## [Directions for this task]
Gather all lines from the material that contain "network".

◇ ◇ ◇

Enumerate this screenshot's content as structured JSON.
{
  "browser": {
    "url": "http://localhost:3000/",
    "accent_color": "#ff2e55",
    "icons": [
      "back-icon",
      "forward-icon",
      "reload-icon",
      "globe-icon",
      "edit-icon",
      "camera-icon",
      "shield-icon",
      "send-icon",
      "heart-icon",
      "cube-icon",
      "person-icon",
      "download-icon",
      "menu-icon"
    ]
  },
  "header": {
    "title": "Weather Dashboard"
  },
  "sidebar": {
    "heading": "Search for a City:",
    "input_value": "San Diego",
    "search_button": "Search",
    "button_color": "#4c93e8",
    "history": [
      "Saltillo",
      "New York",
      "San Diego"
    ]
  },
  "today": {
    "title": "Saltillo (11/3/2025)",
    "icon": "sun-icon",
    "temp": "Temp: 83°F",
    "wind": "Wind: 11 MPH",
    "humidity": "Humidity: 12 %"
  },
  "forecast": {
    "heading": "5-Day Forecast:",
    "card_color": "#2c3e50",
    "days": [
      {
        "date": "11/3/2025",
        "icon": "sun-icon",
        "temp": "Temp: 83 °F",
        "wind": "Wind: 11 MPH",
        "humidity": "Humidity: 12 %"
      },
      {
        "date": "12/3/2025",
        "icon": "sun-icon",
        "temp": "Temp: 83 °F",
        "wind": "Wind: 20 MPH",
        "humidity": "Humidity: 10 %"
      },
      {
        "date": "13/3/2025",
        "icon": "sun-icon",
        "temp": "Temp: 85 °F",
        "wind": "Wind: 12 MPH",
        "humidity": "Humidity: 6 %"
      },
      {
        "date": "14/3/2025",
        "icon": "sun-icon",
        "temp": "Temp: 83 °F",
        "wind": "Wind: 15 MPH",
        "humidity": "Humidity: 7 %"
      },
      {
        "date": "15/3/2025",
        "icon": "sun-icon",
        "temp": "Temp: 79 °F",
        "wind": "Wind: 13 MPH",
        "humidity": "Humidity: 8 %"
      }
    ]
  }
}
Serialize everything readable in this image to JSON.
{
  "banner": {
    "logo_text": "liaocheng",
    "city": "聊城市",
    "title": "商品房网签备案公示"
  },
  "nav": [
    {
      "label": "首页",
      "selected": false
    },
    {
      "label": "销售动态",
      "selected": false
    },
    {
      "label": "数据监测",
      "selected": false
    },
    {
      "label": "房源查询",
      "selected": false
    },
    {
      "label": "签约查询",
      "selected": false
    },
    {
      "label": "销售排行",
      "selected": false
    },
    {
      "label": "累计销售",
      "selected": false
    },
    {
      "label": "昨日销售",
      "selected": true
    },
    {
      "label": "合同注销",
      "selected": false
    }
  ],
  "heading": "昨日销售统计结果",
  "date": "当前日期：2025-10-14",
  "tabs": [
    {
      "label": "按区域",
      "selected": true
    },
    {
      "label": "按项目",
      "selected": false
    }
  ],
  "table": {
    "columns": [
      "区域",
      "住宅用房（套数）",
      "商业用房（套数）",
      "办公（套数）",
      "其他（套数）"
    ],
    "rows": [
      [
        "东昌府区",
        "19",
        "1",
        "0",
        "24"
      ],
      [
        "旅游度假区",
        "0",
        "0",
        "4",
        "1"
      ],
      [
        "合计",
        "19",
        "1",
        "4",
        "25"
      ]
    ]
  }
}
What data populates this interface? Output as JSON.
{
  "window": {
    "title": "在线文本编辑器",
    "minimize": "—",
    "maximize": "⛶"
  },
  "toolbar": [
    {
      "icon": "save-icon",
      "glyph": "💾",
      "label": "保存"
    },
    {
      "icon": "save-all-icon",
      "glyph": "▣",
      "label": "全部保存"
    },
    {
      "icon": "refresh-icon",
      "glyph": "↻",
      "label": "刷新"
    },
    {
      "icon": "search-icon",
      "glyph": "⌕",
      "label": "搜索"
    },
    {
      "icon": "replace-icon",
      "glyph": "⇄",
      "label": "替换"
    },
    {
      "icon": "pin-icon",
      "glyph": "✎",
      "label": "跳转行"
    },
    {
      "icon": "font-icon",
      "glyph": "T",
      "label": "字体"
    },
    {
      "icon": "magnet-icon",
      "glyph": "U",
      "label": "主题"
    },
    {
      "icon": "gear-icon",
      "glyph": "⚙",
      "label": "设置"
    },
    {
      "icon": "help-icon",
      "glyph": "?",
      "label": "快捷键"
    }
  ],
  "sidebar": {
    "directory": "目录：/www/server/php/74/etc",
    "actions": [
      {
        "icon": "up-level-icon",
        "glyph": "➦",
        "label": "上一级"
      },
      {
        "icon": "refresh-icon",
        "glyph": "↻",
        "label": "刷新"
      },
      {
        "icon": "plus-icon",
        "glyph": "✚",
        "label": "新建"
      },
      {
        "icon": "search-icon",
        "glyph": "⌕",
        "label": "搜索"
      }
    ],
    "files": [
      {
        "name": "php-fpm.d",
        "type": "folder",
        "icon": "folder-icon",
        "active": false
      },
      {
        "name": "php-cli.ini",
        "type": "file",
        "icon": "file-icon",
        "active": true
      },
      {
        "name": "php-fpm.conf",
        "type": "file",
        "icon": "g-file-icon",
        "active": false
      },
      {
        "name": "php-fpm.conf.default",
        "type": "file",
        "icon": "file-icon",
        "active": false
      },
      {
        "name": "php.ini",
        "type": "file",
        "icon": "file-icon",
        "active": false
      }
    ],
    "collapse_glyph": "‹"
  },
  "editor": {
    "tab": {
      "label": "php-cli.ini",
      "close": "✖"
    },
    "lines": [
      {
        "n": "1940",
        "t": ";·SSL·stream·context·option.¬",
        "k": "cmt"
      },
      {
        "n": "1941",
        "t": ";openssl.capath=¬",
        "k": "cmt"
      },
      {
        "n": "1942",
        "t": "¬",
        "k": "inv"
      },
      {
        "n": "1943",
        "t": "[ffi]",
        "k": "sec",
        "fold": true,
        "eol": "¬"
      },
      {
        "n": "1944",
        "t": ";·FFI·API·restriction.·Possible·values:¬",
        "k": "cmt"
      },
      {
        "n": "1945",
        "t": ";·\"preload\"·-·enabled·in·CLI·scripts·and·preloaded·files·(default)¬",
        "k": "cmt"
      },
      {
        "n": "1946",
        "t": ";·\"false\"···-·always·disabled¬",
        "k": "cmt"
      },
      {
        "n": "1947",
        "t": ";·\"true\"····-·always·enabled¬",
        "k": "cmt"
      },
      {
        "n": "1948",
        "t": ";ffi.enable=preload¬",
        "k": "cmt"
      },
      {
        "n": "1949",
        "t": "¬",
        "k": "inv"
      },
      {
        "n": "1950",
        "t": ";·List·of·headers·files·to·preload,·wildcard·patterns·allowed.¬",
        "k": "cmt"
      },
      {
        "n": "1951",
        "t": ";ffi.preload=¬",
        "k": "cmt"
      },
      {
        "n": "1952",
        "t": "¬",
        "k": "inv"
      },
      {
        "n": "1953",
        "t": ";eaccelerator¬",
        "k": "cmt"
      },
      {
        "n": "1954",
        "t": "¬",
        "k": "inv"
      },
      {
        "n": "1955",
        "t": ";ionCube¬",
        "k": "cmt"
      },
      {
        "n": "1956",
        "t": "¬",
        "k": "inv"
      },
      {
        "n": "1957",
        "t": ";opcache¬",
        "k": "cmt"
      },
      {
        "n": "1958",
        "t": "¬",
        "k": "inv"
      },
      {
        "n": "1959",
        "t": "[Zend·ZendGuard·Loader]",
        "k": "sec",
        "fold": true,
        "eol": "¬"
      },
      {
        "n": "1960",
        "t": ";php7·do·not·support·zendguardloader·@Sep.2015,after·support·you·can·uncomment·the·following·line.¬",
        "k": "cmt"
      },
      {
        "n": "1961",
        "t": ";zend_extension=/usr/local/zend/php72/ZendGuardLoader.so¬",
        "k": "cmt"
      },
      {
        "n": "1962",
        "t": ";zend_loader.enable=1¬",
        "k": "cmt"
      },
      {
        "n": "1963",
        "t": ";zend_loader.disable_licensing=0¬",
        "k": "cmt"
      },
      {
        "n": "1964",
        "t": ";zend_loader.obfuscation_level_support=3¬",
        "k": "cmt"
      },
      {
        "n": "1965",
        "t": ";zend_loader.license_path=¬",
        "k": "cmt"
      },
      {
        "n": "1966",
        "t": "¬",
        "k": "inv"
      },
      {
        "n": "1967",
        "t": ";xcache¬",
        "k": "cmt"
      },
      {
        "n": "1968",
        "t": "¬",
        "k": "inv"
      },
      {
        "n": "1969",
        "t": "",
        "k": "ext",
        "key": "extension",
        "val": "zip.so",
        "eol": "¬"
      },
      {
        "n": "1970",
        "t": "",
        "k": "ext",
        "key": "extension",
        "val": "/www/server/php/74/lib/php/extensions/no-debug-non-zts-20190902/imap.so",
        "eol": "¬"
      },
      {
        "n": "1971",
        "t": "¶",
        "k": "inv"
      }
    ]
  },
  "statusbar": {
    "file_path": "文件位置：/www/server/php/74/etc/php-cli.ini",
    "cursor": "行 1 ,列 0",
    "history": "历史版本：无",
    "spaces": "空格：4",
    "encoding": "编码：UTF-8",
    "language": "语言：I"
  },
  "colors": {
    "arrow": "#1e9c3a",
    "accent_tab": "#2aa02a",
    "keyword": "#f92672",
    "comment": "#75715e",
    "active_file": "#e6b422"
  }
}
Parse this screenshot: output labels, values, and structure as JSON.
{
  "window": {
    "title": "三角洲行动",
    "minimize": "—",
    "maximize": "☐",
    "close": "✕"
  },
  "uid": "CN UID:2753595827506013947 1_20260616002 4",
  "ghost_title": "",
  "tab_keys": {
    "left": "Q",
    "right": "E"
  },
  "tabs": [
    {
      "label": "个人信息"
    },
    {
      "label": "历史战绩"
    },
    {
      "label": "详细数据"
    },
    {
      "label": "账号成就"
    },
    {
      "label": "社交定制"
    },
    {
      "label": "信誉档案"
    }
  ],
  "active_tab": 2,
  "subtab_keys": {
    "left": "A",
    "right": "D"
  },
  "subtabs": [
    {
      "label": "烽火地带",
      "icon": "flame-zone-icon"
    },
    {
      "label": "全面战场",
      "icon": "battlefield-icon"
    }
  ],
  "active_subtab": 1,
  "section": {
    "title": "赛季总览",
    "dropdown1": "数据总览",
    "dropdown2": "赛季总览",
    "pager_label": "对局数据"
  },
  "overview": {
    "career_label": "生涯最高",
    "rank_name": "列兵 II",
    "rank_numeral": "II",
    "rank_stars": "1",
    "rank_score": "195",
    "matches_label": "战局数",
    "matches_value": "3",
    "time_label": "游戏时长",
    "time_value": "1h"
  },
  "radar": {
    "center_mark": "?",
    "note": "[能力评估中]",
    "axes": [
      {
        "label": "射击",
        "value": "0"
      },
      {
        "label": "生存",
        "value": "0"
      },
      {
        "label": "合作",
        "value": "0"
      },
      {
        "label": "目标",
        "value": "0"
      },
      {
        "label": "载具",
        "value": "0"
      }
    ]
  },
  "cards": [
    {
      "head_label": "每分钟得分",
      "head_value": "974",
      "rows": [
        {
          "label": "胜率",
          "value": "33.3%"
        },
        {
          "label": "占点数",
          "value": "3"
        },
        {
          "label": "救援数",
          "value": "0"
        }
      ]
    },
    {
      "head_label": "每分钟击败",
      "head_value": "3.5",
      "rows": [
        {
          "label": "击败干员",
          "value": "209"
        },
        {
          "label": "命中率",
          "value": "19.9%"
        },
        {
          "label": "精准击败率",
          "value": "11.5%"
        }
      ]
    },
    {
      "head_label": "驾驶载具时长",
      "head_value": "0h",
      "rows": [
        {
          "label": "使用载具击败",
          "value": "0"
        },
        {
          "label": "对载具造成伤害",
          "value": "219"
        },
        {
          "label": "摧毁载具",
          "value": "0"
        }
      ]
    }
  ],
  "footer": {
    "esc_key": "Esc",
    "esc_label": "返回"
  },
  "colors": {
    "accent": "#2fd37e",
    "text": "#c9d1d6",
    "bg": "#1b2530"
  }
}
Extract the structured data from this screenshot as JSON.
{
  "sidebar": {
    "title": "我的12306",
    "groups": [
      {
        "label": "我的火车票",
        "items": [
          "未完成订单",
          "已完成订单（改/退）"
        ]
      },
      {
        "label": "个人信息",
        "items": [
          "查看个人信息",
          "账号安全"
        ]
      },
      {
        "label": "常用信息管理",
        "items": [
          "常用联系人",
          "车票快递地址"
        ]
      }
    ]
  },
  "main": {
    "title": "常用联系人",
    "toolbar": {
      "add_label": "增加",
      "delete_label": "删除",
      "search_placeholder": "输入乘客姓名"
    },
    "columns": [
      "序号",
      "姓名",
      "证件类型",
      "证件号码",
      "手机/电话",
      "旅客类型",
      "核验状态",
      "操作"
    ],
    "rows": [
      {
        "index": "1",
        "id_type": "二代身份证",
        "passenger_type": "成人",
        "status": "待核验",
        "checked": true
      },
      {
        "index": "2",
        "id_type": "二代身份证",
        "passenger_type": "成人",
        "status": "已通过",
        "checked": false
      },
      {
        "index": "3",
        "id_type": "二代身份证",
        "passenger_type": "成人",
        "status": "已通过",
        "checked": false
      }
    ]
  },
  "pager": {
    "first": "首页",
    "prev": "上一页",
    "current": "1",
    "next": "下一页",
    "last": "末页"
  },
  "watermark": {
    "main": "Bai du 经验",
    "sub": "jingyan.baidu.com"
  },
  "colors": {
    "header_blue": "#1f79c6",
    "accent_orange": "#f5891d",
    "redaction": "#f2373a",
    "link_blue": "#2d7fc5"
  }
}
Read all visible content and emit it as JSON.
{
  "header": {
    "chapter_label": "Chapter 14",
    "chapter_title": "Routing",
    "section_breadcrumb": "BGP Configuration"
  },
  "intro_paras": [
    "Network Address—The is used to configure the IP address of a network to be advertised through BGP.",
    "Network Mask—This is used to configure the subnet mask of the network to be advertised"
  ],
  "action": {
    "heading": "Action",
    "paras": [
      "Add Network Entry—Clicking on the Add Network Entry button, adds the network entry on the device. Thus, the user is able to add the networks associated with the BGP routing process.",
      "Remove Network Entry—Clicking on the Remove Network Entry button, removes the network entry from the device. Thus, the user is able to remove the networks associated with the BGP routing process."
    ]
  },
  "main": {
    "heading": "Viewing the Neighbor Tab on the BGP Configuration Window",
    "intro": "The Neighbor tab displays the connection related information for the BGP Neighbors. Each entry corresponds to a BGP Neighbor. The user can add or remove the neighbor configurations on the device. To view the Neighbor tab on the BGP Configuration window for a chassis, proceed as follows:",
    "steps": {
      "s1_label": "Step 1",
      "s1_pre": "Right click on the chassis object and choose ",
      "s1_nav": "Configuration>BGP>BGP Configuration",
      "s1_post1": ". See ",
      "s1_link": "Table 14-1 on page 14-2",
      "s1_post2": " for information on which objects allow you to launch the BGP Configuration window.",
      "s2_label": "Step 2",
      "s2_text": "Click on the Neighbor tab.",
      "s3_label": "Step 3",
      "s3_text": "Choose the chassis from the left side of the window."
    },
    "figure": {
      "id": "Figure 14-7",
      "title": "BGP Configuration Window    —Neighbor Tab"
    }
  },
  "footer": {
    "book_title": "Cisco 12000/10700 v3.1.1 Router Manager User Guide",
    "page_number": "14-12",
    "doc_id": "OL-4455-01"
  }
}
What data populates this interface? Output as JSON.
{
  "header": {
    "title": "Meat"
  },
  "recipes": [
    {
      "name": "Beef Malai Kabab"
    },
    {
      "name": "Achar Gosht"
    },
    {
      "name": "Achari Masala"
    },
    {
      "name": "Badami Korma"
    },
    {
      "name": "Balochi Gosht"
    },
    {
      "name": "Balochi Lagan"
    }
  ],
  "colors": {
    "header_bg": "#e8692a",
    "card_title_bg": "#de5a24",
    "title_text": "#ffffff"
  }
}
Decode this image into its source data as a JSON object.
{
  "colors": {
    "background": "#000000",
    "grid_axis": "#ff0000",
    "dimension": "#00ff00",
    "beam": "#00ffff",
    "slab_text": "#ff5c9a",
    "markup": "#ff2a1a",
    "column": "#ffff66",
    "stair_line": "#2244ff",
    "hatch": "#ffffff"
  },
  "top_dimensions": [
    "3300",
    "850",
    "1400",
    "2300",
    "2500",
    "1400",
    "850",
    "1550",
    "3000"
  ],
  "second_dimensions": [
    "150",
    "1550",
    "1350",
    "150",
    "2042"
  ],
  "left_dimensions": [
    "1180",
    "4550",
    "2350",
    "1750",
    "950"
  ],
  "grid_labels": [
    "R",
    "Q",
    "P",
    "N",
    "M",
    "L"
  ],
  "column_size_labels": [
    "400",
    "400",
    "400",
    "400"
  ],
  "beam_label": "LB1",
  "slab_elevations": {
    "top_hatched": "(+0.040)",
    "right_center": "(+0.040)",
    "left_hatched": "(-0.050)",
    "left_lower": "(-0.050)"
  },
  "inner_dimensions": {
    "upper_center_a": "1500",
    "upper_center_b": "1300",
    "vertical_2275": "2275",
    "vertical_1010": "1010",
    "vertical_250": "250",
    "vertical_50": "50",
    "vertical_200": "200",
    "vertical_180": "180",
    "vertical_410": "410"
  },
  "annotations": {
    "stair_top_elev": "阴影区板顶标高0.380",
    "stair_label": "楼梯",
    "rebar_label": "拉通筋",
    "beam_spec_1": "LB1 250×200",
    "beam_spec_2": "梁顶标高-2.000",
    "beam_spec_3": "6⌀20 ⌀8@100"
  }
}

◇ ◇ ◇

## [Written response]
    "Network Address—The is used to configure the IP address of a network to be advertised through BGP.",
    "Network Mask—This is used to configure the subnet mask of the network to be advertised"
      "Add Network Entry—Clicking on the Add Network Entry button, adds the network entry on the device. Thus, the user is able to add the networks associated with the BGP routing process.",
      "Remove Network Entry—Clicking on the Remove Network Entry button, removes the network entry from the device. Thus, the user is able to remove the networks associated with the BGP routing process."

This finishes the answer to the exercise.